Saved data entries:
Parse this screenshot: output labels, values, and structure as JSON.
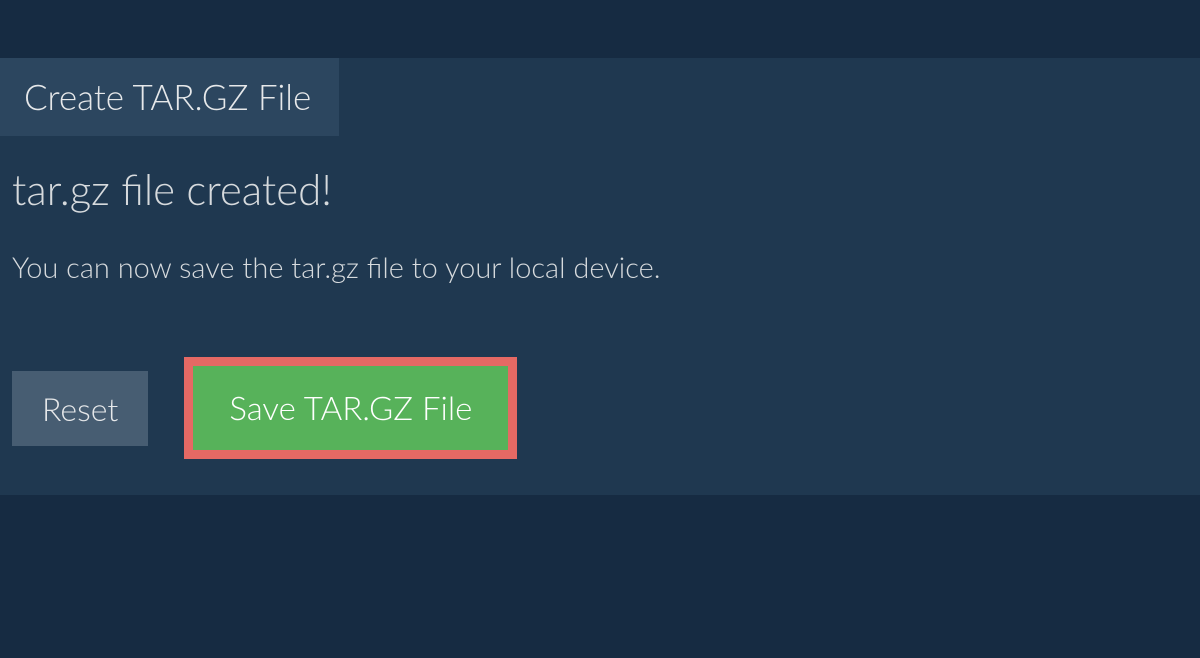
{
  "tab": {
    "label": "Create TAR.GZ File"
  },
  "status": {
    "heading": "tar.gz file created!",
    "description": "You can now save the tar.gz file to your local device."
  },
  "buttons": {
    "reset_label": "Reset",
    "save_label": "Save TAR.GZ File"
  }
}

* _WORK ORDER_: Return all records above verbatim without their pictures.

* _SOLUTION_:
Parse this screenshot: output labels, values, and structure as JSON.
{
  "tab": {
    "label": "Create TAR.GZ File"
  },
  "status": {
    "heading": "tar.gz file created!",
    "description": "You can now save the tar.gz file to your local device."
  },
  "buttons": {
    "reset_label": "Reset",
    "save_label": "Save TAR.GZ File"
  }
}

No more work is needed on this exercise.